▶ [Description of the task]: Among the entries, which lines carry the string "caret"? Copy every one.

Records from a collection
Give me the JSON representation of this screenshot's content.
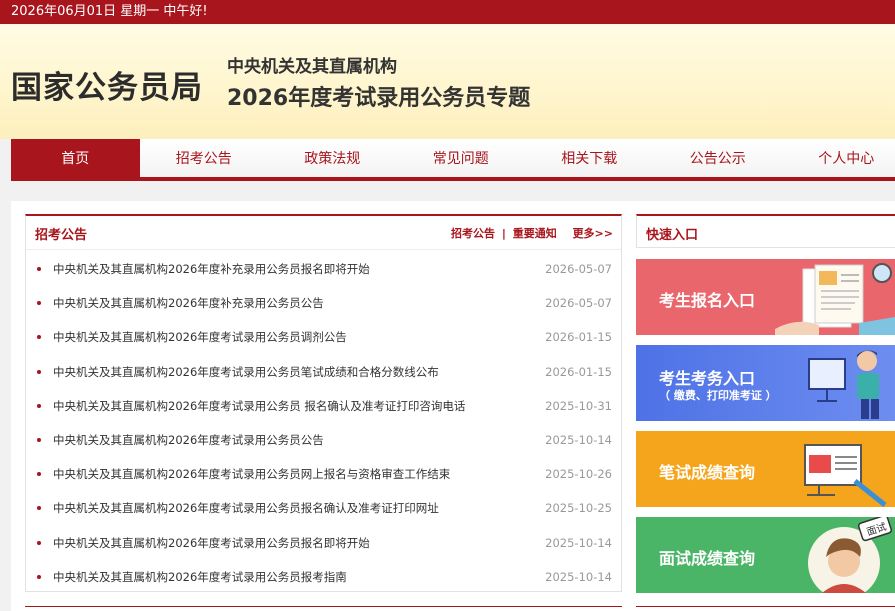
{
  "topbar": {
    "date_text": "2026年06月01日  星期一  中午好!"
  },
  "header": {
    "site_title": "国家公务员局",
    "subtitle_line1": "中央机关及其直属机构",
    "subtitle_line2": "2026年度考试录用公务员专题"
  },
  "nav": {
    "items": [
      {
        "label": "首页",
        "active": true
      },
      {
        "label": "招考公告"
      },
      {
        "label": "政策法规"
      },
      {
        "label": "常见问题"
      },
      {
        "label": "相关下载"
      },
      {
        "label": "公告公示"
      },
      {
        "label": "个人中心"
      }
    ]
  },
  "notices": {
    "title": "招考公告",
    "links": {
      "primary": "招考公告",
      "separator": "|",
      "secondary": "重要通知",
      "more": "更多>>"
    },
    "items": [
      {
        "title": "中央机关及其直属机构2026年度补充录用公务员报名即将开始",
        "date": "2026-05-07"
      },
      {
        "title": "中央机关及其直属机构2026年度补充录用公务员公告",
        "date": "2026-05-07"
      },
      {
        "title": "中央机关及其直属机构2026年度考试录用公务员调剂公告",
        "date": "2026-01-15"
      },
      {
        "title": "中央机关及其直属机构2026年度考试录用公务员笔试成绩和合格分数线公布",
        "date": "2026-01-15"
      },
      {
        "title": "中央机关及其直属机构2026年度考试录用公务员 报名确认及准考证打印咨询电话",
        "date": "2025-10-31"
      },
      {
        "title": "中央机关及其直属机构2026年度考试录用公务员公告",
        "date": "2025-10-14"
      },
      {
        "title": "中央机关及其直属机构2026年度考试录用公务员网上报名与资格审查工作结束",
        "date": "2025-10-26"
      },
      {
        "title": "中央机关及其直属机构2026年度考试录用公务员报名确认及准考证打印网址",
        "date": "2025-10-25"
      },
      {
        "title": "中央机关及其直属机构2026年度考试录用公务员报名即将开始",
        "date": "2025-10-14"
      },
      {
        "title": "中央机关及其直属机构2026年度考试录用公务员报考指南",
        "date": "2025-10-14"
      }
    ]
  },
  "quick": {
    "title": "快速入口",
    "buttons": [
      {
        "label": "考生报名入口",
        "icon": "registration-form-icon",
        "color": "#e9666c"
      },
      {
        "label": "考生考务入口",
        "sublabel": "（ 缴费、打印准考证 ）",
        "icon": "person-at-computer-icon",
        "color": "#5a7cea"
      },
      {
        "label": "笔试成绩查询",
        "icon": "exam-paper-icon",
        "color": "#f5a51c"
      },
      {
        "label": "面试成绩查询",
        "sublabel_badge": "面试",
        "icon": "interviewer-avatar-icon",
        "color": "#4bb567"
      }
    ]
  },
  "colors": {
    "brand_red": "#a8151c",
    "banner_bg": "#fff6cf"
  }
}
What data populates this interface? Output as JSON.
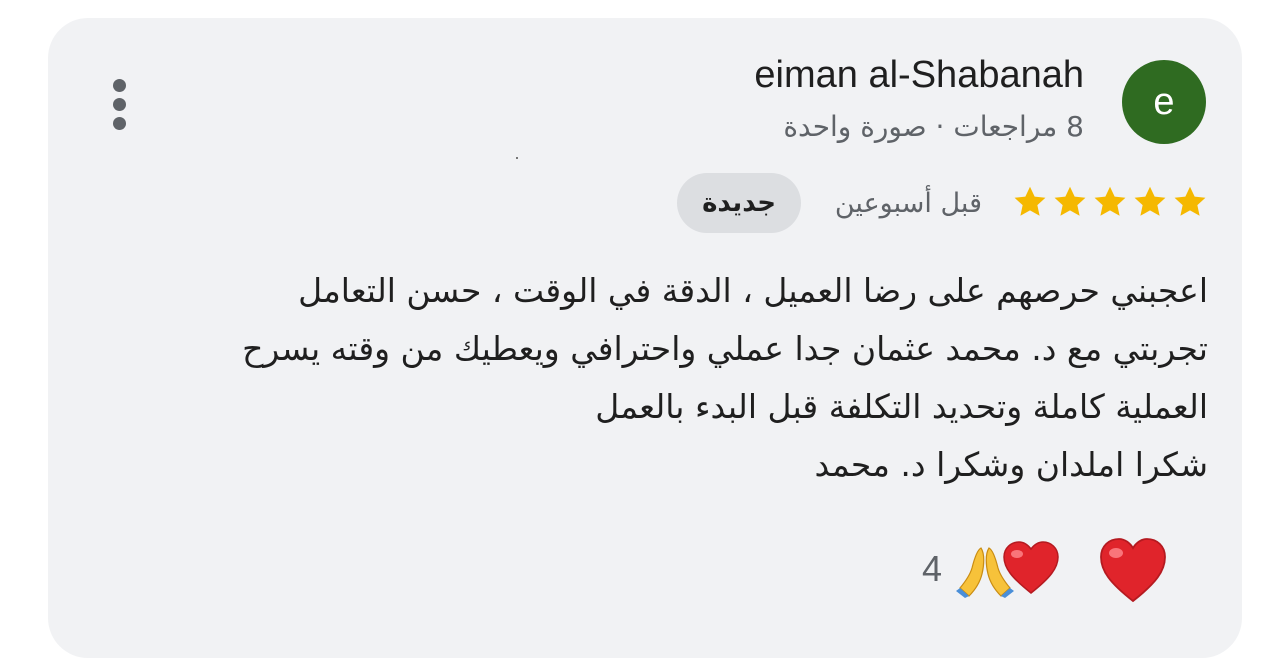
{
  "author": {
    "avatar_letter": "e",
    "avatar_color": "#2f6b21",
    "name": "eiman al-Shabanah",
    "meta": "8 مراجعات · صورة واحدة"
  },
  "review": {
    "rating": 5,
    "star_color": "#f5b800",
    "time": "قبل أسبوعين",
    "badge": "جديدة",
    "lines": [
      "اعجبني حرصهم على رضا العميل ، الدقة في الوقت ، حسن التعامل",
      "تجربتي مع د. محمد عثمان جدا عملي واحترافي ويعطيك من وقته يسرح",
      "العملية كاملة وتحديد التكلفة قبل البدء بالعمل",
      "شكرا املدان وشكرا د. محمد"
    ]
  },
  "reactions": {
    "count": "4",
    "icons": [
      "pray-icon",
      "heart-icon"
    ],
    "react_button_icon": "heart-icon",
    "heart_color": "#e0242b"
  },
  "menu_icon": "more-vertical-icon"
}
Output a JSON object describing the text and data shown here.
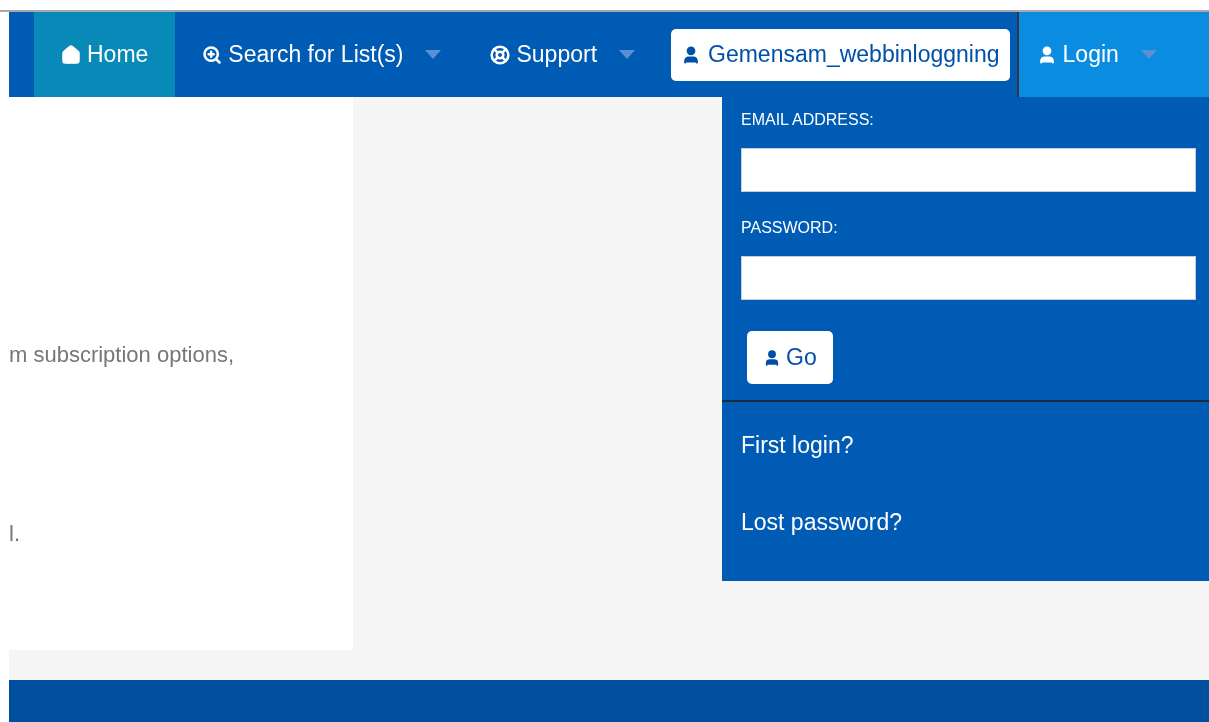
{
  "nav": {
    "items": [
      {
        "label": "Home",
        "selected": true,
        "caret": false
      },
      {
        "label": "Search for List(s)",
        "selected": false,
        "caret": true
      },
      {
        "label": "Support",
        "selected": false,
        "caret": true
      }
    ],
    "account": {
      "label": "Gemensam_webbinloggning"
    },
    "login": {
      "label": "Login",
      "expanded": true,
      "caret": true
    }
  },
  "login_menu": {
    "fields": [
      {
        "label": "EMAIL ADDRESS:"
      },
      {
        "label": "PASSWORD:"
      }
    ],
    "button": "Go",
    "links": [
      "First login?",
      "Lost password?"
    ]
  },
  "content": {
    "lines": [
      "m subscription options,",
      "l."
    ]
  }
}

▶ [Written response]:
        "caret": false
        "caret": true
        "caret": true
      "caret": true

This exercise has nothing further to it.